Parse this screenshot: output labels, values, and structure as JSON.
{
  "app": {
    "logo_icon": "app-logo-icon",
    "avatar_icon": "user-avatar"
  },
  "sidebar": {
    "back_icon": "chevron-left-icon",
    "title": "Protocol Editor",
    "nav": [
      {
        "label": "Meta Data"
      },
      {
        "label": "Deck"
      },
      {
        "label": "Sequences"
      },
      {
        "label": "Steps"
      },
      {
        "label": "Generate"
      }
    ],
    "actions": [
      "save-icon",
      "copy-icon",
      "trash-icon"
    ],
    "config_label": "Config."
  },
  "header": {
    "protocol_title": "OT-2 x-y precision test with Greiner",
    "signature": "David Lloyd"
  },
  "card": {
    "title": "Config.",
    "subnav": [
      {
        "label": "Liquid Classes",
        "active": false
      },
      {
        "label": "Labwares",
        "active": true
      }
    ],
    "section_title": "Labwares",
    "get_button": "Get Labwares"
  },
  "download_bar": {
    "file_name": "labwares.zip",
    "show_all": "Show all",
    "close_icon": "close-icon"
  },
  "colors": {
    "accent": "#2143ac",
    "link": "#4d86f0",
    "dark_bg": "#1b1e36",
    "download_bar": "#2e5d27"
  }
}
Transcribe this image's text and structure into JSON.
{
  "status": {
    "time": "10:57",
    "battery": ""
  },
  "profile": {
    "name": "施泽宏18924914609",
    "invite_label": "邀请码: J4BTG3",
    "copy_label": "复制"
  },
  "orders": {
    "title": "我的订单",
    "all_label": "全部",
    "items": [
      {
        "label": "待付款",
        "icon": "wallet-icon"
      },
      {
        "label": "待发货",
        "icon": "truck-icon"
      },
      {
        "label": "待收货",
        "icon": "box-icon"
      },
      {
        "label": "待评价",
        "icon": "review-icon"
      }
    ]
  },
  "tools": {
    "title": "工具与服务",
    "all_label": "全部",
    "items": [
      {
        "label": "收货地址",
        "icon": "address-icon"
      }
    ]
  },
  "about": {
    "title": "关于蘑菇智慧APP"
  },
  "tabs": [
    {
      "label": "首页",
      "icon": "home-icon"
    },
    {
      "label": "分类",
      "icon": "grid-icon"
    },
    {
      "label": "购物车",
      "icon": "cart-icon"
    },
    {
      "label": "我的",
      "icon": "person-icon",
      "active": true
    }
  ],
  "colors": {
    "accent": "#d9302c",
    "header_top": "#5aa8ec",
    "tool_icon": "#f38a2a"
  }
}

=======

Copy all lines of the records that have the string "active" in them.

        "active": false
        "active": true
      "active": true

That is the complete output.